This is an absolutely incredible video of desert combat in Libya. From the page: “URGENT battle erupted in a region near the city of Brega Ajdabiya and the despotic regime that uses aircraft and heavy weapons” (translated from the Arabic by Google Translate).
Ali Abdullah Saleh, President of Yemen (source: NPR).
This guy, I swear…(via darling80m)
This is where all Arab despots eventually go.
Democracy in action. It’s messy, but it works more often than it doesn’t.
This is a brilliant article.
Cameron was waiting for British citizens and subjects to leave Libya before endorsing a no-fly zone. The US is taking the same approach. If Qadaffi continues along his current path there will be a NATO-enforced no-fly zone.
Arab autocrats aren’t the only losers in the uprisings that have, so far, toppled the leaders of Tunisia and Egypt. According to several analysts and counter-terrorism officials, the pro-democracy revolts have been just as bad for Al Qaeda and other militant Islamist groups. Though Al Qaeda leaders are publicly embracing the revolutions, they’ve essentially stood by and watched others achieve their goal of overthrowing secular regimes. Has Islamist terrorism become marginalized?
- Al Qaeda can’t compete against freedom: The “exhilarating” revolutions upsetting regimes across the Arab world may bring the “end of the ‘war on terror,’” says Peter Beinart in The Daily Beast. As democratically elected governments take over, Osama bin Laden’s “worst nightmare” is coming true: Without “corrupt flunkies for the U.S. and Israel” to rally Arabs against, Al Qaeda has no appeal.
But at the opposite end of the spectrum, the terrorism risks could also be greater than ever. Read the rest of the opinion.
Qaddafi Digging His Own: By Gary McCoy
For nearly two decades, the leaders of Al Qaeda have denounced the Arab world’s dictators as heretics and puppets of the West and called for their downfall. Now, people in country after country have risen to topple their leaders — and Al Qaeda has played absolutely no role.
In fact, the motley opposition movements that have appeared so suddenly and proved so powerful have shunned the two central tenets of the Qaeda credo: murderous violence and religious fanaticism. The demonstrators have used force defensively, treated Islam as an afterthought and embraced democracy, which is anathema to Osama bin Laden and his followers.
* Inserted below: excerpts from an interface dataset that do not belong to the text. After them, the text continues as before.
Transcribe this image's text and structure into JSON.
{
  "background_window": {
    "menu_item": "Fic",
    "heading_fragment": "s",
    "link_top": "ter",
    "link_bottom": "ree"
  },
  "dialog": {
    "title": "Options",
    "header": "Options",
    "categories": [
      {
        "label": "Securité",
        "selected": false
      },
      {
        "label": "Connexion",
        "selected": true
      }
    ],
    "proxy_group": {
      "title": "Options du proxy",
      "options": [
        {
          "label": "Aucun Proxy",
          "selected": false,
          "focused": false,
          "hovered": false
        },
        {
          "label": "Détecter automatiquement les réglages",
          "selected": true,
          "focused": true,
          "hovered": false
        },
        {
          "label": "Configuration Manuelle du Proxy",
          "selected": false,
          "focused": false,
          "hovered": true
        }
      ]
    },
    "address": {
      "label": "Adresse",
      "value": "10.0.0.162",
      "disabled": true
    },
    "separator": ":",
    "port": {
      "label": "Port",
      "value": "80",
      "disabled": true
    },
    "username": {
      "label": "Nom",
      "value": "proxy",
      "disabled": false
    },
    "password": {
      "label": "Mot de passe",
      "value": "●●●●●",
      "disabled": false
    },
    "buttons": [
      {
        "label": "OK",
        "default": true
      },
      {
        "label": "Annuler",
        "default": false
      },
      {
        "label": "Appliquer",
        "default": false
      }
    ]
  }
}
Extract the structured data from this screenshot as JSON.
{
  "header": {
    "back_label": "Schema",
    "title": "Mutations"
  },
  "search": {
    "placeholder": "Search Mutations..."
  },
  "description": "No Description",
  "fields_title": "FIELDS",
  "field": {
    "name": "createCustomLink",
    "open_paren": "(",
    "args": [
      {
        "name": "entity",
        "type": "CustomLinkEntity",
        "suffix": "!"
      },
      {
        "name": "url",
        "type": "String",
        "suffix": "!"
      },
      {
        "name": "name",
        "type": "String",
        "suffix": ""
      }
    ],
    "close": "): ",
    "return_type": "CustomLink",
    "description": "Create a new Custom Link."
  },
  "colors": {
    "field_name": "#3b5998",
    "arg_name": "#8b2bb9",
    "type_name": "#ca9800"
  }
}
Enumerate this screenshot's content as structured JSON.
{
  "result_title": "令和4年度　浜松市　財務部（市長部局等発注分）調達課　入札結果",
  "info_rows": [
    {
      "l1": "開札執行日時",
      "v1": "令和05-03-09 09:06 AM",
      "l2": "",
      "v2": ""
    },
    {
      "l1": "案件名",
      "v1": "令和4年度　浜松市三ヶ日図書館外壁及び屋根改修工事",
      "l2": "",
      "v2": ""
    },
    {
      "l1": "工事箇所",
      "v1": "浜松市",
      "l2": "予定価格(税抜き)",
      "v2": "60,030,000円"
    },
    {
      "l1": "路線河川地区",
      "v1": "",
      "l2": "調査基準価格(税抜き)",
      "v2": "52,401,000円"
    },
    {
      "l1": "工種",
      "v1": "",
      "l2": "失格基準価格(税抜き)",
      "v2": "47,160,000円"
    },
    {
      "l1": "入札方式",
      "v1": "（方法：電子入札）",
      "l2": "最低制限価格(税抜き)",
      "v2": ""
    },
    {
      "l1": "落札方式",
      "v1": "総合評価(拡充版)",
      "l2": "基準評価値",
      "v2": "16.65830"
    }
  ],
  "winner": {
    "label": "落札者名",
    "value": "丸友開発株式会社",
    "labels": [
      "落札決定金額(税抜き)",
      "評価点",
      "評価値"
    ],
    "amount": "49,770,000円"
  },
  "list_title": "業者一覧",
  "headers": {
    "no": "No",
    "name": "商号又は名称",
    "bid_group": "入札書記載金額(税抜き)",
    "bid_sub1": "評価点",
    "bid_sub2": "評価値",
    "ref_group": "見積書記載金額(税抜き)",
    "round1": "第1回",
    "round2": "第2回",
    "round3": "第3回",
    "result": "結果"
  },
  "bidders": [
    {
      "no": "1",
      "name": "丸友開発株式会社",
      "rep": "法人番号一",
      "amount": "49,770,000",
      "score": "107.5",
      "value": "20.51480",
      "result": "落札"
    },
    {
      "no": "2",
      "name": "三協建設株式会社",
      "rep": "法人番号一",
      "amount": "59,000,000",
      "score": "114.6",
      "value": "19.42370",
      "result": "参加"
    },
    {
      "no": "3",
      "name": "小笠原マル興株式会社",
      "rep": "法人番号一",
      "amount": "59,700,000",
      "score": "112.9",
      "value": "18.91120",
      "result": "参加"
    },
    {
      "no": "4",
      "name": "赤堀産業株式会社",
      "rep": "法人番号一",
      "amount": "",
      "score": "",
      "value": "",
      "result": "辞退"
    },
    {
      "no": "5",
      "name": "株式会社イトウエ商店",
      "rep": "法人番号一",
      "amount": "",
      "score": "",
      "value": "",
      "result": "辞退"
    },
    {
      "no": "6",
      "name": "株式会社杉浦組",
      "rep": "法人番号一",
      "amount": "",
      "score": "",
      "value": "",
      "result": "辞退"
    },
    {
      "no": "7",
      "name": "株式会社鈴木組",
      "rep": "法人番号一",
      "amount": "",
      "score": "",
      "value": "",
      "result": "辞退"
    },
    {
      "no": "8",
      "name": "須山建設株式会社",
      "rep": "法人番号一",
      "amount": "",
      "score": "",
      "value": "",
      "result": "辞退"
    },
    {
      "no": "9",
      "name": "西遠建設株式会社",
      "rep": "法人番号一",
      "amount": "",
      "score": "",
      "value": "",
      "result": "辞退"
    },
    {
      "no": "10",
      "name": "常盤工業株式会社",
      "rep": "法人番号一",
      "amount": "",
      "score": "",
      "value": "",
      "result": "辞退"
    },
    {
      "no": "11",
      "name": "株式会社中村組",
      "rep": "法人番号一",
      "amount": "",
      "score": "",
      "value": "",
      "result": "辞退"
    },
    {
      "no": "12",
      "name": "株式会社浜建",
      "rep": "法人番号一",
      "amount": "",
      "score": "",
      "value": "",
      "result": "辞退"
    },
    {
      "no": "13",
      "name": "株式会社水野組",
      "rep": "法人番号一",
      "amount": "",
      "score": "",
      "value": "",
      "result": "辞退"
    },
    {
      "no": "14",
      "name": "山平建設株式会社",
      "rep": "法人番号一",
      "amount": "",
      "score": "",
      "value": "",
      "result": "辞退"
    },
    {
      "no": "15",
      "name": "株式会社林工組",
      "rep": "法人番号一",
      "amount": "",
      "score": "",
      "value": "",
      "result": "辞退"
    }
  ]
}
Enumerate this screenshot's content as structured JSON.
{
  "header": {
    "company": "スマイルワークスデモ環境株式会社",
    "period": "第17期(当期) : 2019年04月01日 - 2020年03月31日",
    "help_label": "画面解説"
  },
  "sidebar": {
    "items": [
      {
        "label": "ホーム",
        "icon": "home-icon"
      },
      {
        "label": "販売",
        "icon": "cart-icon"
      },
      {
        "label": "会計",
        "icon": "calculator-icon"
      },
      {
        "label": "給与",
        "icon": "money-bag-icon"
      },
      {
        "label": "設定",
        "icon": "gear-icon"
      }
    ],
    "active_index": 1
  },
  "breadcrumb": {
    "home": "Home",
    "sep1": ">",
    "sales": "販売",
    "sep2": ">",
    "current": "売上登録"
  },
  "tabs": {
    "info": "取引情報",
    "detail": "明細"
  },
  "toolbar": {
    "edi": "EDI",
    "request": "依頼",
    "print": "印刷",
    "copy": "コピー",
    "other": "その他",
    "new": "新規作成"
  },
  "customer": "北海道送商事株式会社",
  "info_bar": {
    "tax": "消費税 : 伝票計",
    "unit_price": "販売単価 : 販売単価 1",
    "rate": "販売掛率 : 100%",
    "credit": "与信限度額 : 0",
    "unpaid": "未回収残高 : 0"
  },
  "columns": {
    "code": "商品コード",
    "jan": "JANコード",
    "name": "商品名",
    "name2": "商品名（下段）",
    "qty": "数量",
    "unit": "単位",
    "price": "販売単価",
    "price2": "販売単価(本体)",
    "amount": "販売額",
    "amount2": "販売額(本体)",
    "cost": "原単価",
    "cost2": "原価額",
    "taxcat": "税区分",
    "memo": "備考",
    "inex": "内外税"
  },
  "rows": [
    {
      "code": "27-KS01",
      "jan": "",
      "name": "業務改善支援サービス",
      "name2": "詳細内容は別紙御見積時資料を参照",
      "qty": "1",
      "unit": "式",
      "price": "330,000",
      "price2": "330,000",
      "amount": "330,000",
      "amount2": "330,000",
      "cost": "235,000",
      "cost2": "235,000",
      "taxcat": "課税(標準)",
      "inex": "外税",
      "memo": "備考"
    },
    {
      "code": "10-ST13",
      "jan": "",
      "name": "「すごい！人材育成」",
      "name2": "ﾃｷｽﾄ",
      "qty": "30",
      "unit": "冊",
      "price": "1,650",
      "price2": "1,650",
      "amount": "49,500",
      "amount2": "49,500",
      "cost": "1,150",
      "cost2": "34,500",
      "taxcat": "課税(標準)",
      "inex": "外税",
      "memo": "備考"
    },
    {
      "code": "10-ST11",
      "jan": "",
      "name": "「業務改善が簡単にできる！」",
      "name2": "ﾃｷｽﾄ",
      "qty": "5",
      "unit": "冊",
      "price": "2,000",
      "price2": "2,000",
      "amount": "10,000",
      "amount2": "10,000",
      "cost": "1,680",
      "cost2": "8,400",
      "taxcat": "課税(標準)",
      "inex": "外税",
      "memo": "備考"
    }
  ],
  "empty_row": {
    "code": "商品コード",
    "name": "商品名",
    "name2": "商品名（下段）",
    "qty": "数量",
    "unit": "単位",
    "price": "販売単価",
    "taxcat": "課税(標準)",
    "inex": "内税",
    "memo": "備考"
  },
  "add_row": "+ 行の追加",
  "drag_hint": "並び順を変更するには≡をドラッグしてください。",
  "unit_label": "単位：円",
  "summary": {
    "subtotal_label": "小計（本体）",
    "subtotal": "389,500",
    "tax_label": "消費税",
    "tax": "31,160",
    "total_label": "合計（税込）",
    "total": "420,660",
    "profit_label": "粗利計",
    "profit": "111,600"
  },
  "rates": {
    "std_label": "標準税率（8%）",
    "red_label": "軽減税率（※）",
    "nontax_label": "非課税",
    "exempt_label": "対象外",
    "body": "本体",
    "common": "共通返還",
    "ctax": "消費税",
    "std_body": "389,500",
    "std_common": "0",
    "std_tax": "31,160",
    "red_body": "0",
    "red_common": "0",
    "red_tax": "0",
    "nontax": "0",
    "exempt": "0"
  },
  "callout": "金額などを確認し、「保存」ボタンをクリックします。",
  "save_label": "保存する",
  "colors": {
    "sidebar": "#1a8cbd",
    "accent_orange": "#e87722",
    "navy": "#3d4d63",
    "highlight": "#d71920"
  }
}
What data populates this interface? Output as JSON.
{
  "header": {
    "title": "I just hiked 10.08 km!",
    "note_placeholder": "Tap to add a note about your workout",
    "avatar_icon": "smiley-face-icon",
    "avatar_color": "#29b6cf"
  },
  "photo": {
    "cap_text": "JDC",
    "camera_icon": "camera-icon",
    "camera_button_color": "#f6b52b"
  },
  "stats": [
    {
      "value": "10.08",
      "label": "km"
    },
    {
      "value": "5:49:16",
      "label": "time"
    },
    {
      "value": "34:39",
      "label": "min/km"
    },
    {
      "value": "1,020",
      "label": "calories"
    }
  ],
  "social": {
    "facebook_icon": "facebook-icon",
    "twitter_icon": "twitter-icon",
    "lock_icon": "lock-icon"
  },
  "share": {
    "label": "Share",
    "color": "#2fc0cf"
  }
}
So for Al Qaeda — and perhaps no less for the American policies that have been built around the threat it poses — the democratic revolutions that have gripped the world’s attention present a crossroads. Will the terrorist network shrivel slowly to irrelevance? Or will it find a way to exploit the chaos produced by political upheaval and the disappointment that will inevitably follow hopes now raised so high?
Read the rest at the New York Times
A beautiful thing.